Strale Daytona. This obscure sixties supercar combined American brute power with Italian design flair – and just possibly, a Bizzarrini chassis. Story and pictures by Chris Rees.
When a sleek-looking, dark green two-seater sports coupe parked up at the 1966 Italian Grand Prix, there was much perplexity among the spectators. What was it? The ‘Daytona’ flash on the bonnet offered little help as to its identity.
OBSCURATI CURIOSITIES FROM THE AMAZING WORLD OF ITALIAN CARS
Auto Italiana magazine claimed to have solved the mystery in its September 1966 issue. The car, it announced, was called the Strale Daytona.
But that’s only the start of the conundrum. Strale (which means ‘dart’ in Italian) was a company with no prior car manufacturing experience. It was a Turin-based design company owned by aeronautical engineer, Edoardo Martini, who had previously (at the 1965 Salone di Torino) shown a scale model of a mid-engined supercar with advanced aerodynamics such as a flat undertray.
However, the driving force behind the Daytona was in fact Carlo Bernasconi, a dealer of high-quality cars based in Como. The story is even murkier than that, because the Daytona very closely resembles the Nembo II, a car made by coachbuilders Neri & Bonacini of Modena in mid-1966. This in turn may well have been based on a Bizzarrini chassis, and was intended to put into production at a price of 5.7 million lire.
It seems very likely that the Daytona, as seen at the 1966 Italian Grand Prix, was in fact the Nembo II. Whatever the truth of the matter, the prototype used a front-mounted Chevrolet Corvette 5.3-litre V8 engine with 300bhp, a four-speed gearbox and a rear-mounted fuel tank.
When the Daytona went on display again at the Turin Show in November 1966, it featured a light restyle with less prominent Ferrari 250 LM-style rear flying buttresses and a longer, taller rear end. This production version was intended to have a Chrysler 6276cc V8 and side-mounted fuel tanks made by Pirelli in plastic (capable of holding a massive 120 litres of petrol).
Quoted power outputs could range from 325bhp up to 431bhp, and a top speed of up to 180mph (290km/h) was claimed. Like the Nembo II, the suspension was all-independent featuring a de Dion rear axle. The wheelbase measured 2500mm, the car was 4180mm long overall and it weighed a mere 998kg dry. The bodywork (supposedly designed by Bernasconi) was realised in aluminium and glassfibre by Neri & Bonacini.
The price tag was now a lofty 7.45 million lire, and a more luxurious ‘Grey Flash’ version was also mooted, as well as racer intended for Group 4 competition. There were supposedly talks with ‘American parties’ to manufacture the Daytona in limited numbers, but whether any further cars were built seems unlikely.
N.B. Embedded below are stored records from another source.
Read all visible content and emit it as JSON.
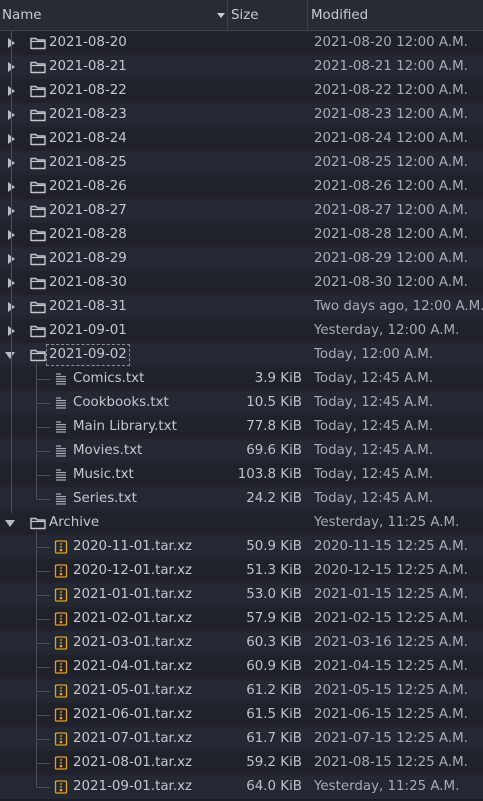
{
  "columns": {
    "name": "Name",
    "size": "Size",
    "modified": "Modified"
  },
  "rows": [
    {
      "type": "folder",
      "expanded": false,
      "name": "2021-08-20",
      "size": "",
      "modified": "2021-08-20 12:00 A.M."
    },
    {
      "type": "folder",
      "expanded": false,
      "name": "2021-08-21",
      "size": "",
      "modified": "2021-08-21 12:00 A.M."
    },
    {
      "type": "folder",
      "expanded": false,
      "name": "2021-08-22",
      "size": "",
      "modified": "2021-08-22 12:00 A.M."
    },
    {
      "type": "folder",
      "expanded": false,
      "name": "2021-08-23",
      "size": "",
      "modified": "2021-08-23 12:00 A.M."
    },
    {
      "type": "folder",
      "expanded": false,
      "name": "2021-08-24",
      "size": "",
      "modified": "2021-08-24 12:00 A.M."
    },
    {
      "type": "folder",
      "expanded": false,
      "name": "2021-08-25",
      "size": "",
      "modified": "2021-08-25 12:00 A.M."
    },
    {
      "type": "folder",
      "expanded": false,
      "name": "2021-08-26",
      "size": "",
      "modified": "2021-08-26 12:00 A.M."
    },
    {
      "type": "folder",
      "expanded": false,
      "name": "2021-08-27",
      "size": "",
      "modified": "2021-08-27 12:00 A.M."
    },
    {
      "type": "folder",
      "expanded": false,
      "name": "2021-08-28",
      "size": "",
      "modified": "2021-08-28 12:00 A.M."
    },
    {
      "type": "folder",
      "expanded": false,
      "name": "2021-08-29",
      "size": "",
      "modified": "2021-08-29 12:00 A.M."
    },
    {
      "type": "folder",
      "expanded": false,
      "name": "2021-08-30",
      "size": "",
      "modified": "2021-08-30 12:00 A.M."
    },
    {
      "type": "folder",
      "expanded": false,
      "name": "2021-08-31",
      "size": "",
      "modified": "Two days ago, 12:00 A.M."
    },
    {
      "type": "folder",
      "expanded": false,
      "name": "2021-09-01",
      "size": "",
      "modified": "Yesterday, 12:00 A.M."
    },
    {
      "type": "folder",
      "expanded": true,
      "focused": true,
      "name": "2021-09-02",
      "size": "",
      "modified": "Today, 12:00 A.M."
    },
    {
      "type": "text",
      "name": "Comics.txt",
      "size": "3.9 KiB",
      "modified": "Today, 12:45 A.M."
    },
    {
      "type": "text",
      "name": "Cookbooks.txt",
      "size": "10.5 KiB",
      "modified": "Today, 12:45 A.M."
    },
    {
      "type": "text",
      "name": "Main Library.txt",
      "size": "77.8 KiB",
      "modified": "Today, 12:45 A.M."
    },
    {
      "type": "text",
      "name": "Movies.txt",
      "size": "69.6 KiB",
      "modified": "Today, 12:45 A.M."
    },
    {
      "type": "text",
      "name": "Music.txt",
      "size": "103.8 KiB",
      "modified": "Today, 12:45 A.M."
    },
    {
      "type": "text",
      "name": "Series.txt",
      "size": "24.2 KiB",
      "modified": "Today, 12:45 A.M."
    },
    {
      "type": "folder",
      "expanded": true,
      "name": "Archive",
      "size": "",
      "modified": "Yesterday, 11:25 A.M."
    },
    {
      "type": "archive",
      "name": "2020-11-01.tar.xz",
      "size": "50.9 KiB",
      "modified": "2020-11-15 12:25 A.M."
    },
    {
      "type": "archive",
      "name": "2020-12-01.tar.xz",
      "size": "51.3 KiB",
      "modified": "2020-12-15 12:25 A.M."
    },
    {
      "type": "archive",
      "name": "2021-01-01.tar.xz",
      "size": "53.0 KiB",
      "modified": "2021-01-15 12:25 A.M."
    },
    {
      "type": "archive",
      "name": "2021-02-01.tar.xz",
      "size": "57.9 KiB",
      "modified": "2021-02-15 12:25 A.M."
    },
    {
      "type": "archive",
      "name": "2021-03-01.tar.xz",
      "size": "60.3 KiB",
      "modified": "2021-03-16 12:25 A.M."
    },
    {
      "type": "archive",
      "name": "2021-04-01.tar.xz",
      "size": "60.9 KiB",
      "modified": "2021-04-15 12:25 A.M."
    },
    {
      "type": "archive",
      "name": "2021-05-01.tar.xz",
      "size": "61.2 KiB",
      "modified": "2021-05-15 12:25 A.M."
    },
    {
      "type": "archive",
      "name": "2021-06-01.tar.xz",
      "size": "61.5 KiB",
      "modified": "2021-06-15 12:25 A.M."
    },
    {
      "type": "archive",
      "name": "2021-07-01.tar.xz",
      "size": "61.7 KiB",
      "modified": "2021-07-15 12:25 A.M."
    },
    {
      "type": "archive",
      "name": "2021-08-01.tar.xz",
      "size": "59.2 KiB",
      "modified": "2021-08-15 12:25 A.M."
    },
    {
      "type": "archive",
      "name": "2021-09-01.tar.xz",
      "size": "64.0 KiB",
      "modified": "Yesterday, 11:25 A.M."
    }
  ],
  "icons": {
    "folder": "folder-icon",
    "text": "text-file-icon",
    "archive": "archive-file-icon",
    "collapsed": "expand-arrow-icon",
    "expanded": "collapse-arrow-icon",
    "sort": "sort-descending-icon"
  },
  "colors": {
    "background": "#1b1e26",
    "row_alt": "#242833",
    "header": "#272b34",
    "text": "#c4c7cd",
    "muted": "#a7abb3",
    "archive_icon": "#e0a020"
  }
}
The story becomes even harder to unravel because a car described as a ‘Strale Daytona 6000GT prototype/Iso Rivolta Daytona’ has come up for auction several times in recent years (it sold for a remarkable $522,500 in 2010). This car looks quite a bit different to the original show car (for instance, it has a rounded rear arches, a truncated tail and front wing vents) but that could be because it apparently suffered flood damage in 1991 while still in the possession of Bernasconi, and had to be rebuilt. As is so often the case in a column that celebrates obscurity, the complete story may well never be known.